Sure,

In the usual way, the gradient of the first weight would be:
grad1 = -(t - outputs[1]) * outputs[1]
grad2 = -(t-outputs[1])* model.layer2[0].weight * outputs[0]

For the new loss function in the hidden layer, I have:
L = 0.5*torch.sum( (t1 - outputs[0])*2.0)
and t1 is:
t1 = outputs[0] + (t-outputs[1])
model.layer2[0].weight
Which the algorithm is right

Now, I want the gradient for the first weight is the derivative of L with respect to the weight, which is:
grad = -(t1 - outputs[0]) * outputs[0]
grad = -(t-outputs[1]) * model.layer2[0].weight * outputs[0]

Which is same as the usual way, if I disable create_graph=True, then I get zero gradient, maybe I am understanding wrong this create_graph?

By `grad1` you mean `model.layer2[0].weight.grad` wrt to the first loss you computed ?
If so,the loss is actually `loss = 0.5*torch.sum( (t - outputs[0] * model.layer2[0].weight)**2.0)`
So `grad1` would be `-(t - outputs[1]) * outputs[0]` and not `-(t - outputs[1]) * outputs[1]`.

And if `grad2` is for `model.layer1[0].weight.grad` wrt to the first loss computed, this loss is `loss = 0.5*torch.sum( (t - x * model.layer1[0].weight * model.layer2[0].weight)**2.0)` and so you get `grad2 = -(t-outputs[1])* model.layer2[0].weight * x` right?

For grad2, that indeed means `model.layer1[0].weight.grad` I thought I could write directly the output values, without the weights, in the loss function, since I would like to use t1 instead of t, but this is not possible, is it?

I don’t think it is.
Also why do you compute `t1` with `-loss`?

Ah too bad, I will have to find I workaround then, because I really need the derivative of the loss with t1 present there.

The minus sign is because I wrote the loss as (t - output) instead of (output - t), the update of the weights will be w += lr * grad instead of w += -lr * grad later on.

But thank you anyway for the help.

The minus sign is because I wrote the loss as (t - output) instead of (output - t)
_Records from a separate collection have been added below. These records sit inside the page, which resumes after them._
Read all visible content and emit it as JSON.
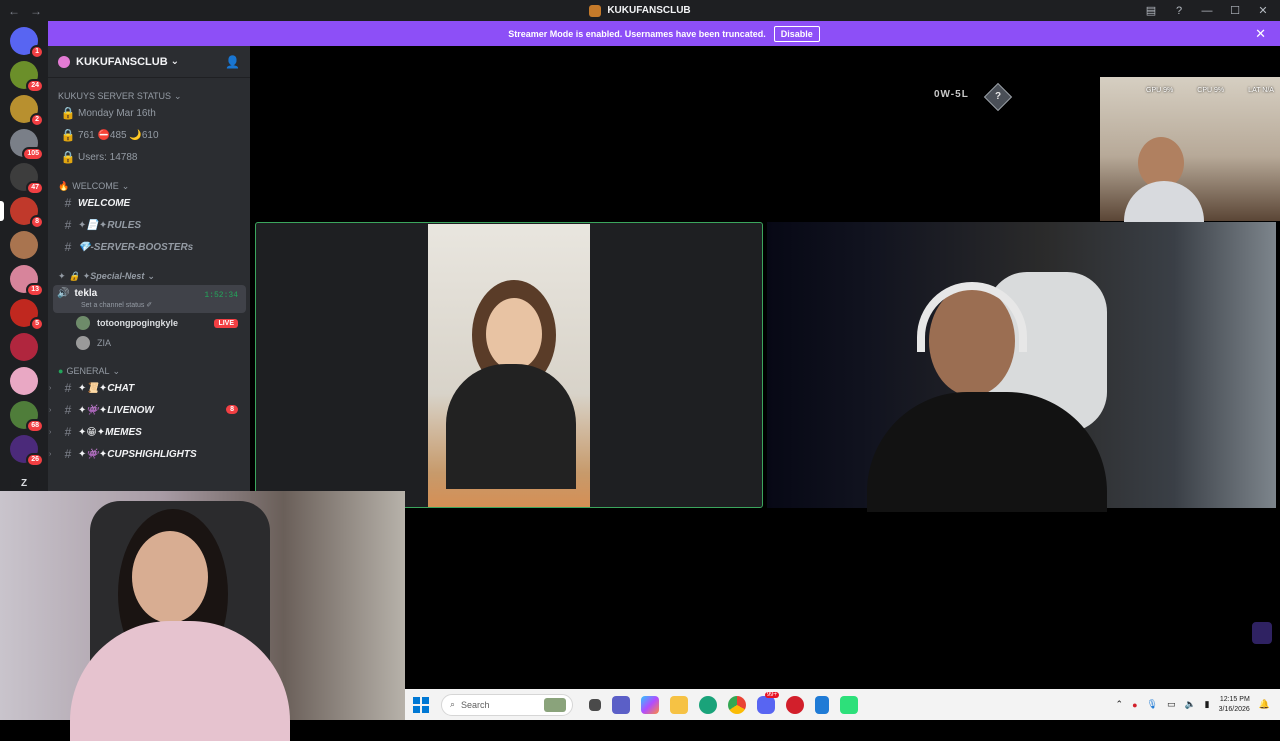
{
  "window": {
    "title": "KUKUFANSCLUB",
    "back": "←",
    "forward": "→",
    "inbox_icon": "inbox-icon",
    "help": "?",
    "minimize": "—",
    "maximize": "☐",
    "close": "✕"
  },
  "banner": {
    "text": "Streamer Mode is enabled. Usernames have been truncated.",
    "button": "Disable",
    "close": "✕"
  },
  "guilds": [
    {
      "name": "discord-home",
      "badge": "1",
      "color": "#5865f2"
    },
    {
      "name": "server-1",
      "badge": "24",
      "color": "#6b8f2a"
    },
    {
      "name": "server-2",
      "badge": "2",
      "color": "#b8902f"
    },
    {
      "name": "server-3",
      "badge": "105",
      "color": "#7a7f88"
    },
    {
      "name": "server-4",
      "badge": "47",
      "color": "#3d3d3d"
    },
    {
      "name": "server-5",
      "badge": "8",
      "color": "#c0392b",
      "active": true
    },
    {
      "name": "server-6",
      "badge": "",
      "color": "#a9744f"
    },
    {
      "name": "server-7",
      "badge": "13",
      "color": "#d7849b"
    },
    {
      "name": "server-8",
      "badge": "5",
      "color": "#c0281f"
    },
    {
      "name": "server-9",
      "badge": "",
      "color": "#b0263e"
    },
    {
      "name": "server-10",
      "badge": "",
      "color": "#e9a8c4"
    },
    {
      "name": "server-11",
      "badge": "68",
      "color": "#4f7d3a"
    },
    {
      "name": "server-12",
      "badge": "26",
      "color": "#4b2a7a"
    },
    {
      "name": "server-z",
      "badge": "",
      "color": "#1e1f22",
      "letter": "Z"
    },
    {
      "name": "server-14",
      "badge": "",
      "color": "#d0d0d0"
    }
  ],
  "server": {
    "name": "KUKUFANSCLUB",
    "chevron": "⌄",
    "invite_icon": "add-member-icon"
  },
  "categories": {
    "status": "KUKUYS SERVER STATUS",
    "welcome": "WELCOME",
    "special": "✦Special-Nest",
    "general": "GENERAL"
  },
  "status_channels": [
    {
      "text": "Monday Mar 16th"
    },
    {
      "text": "761 ⛔485 🌙610"
    },
    {
      "text": "Users: 14788"
    }
  ],
  "welcome_channels": [
    {
      "text": "WELCOME"
    },
    {
      "text": "✦📄✦RULES"
    },
    {
      "text": "💎-SERVER-BOOSTERs"
    }
  ],
  "voice": {
    "name": "tekla",
    "status": "Set a channel status ✐",
    "time": "1:52:34",
    "users": [
      {
        "name": "totoongpogingkyle",
        "live": "LIVE"
      },
      {
        "name": "ZIA",
        "live": ""
      }
    ]
  },
  "general_channels": [
    {
      "text": "✦📜✦CHAT",
      "badge": ""
    },
    {
      "text": "✦👾✦LIVENOW",
      "badge": "8"
    },
    {
      "text": "✦😁✦MEMES",
      "badge": ""
    },
    {
      "text": "✦👾✦CUPSHIGHLIGHTS",
      "badge": ""
    }
  ],
  "overlay": {
    "score": "0W-5L",
    "rank": "?",
    "hud": {
      "gpu": "GPU 9%",
      "cpu": "CPU 9%",
      "lat": "LAT N/A"
    }
  },
  "taskbar": {
    "search_placeholder": "Search",
    "time": "12:15 PM",
    "date": "3/16/2026",
    "discord_badge": "99+"
  }
}
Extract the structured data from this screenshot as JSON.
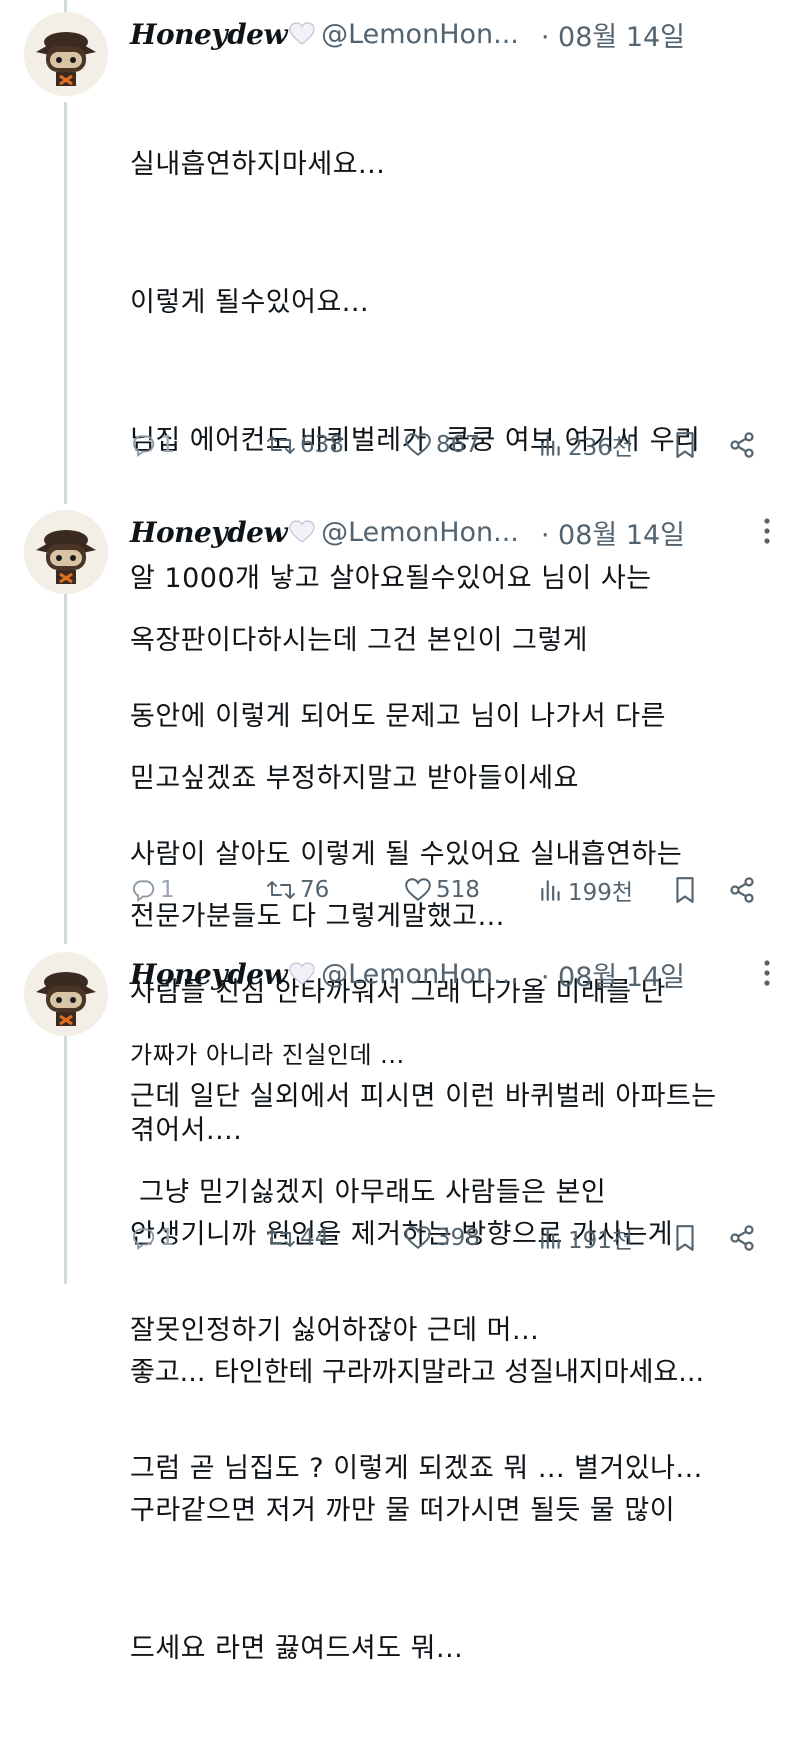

But this is squared. So both are exactly the same. You don’t need a `-` sign here right?

Sorry, I meant the derivative of the loss.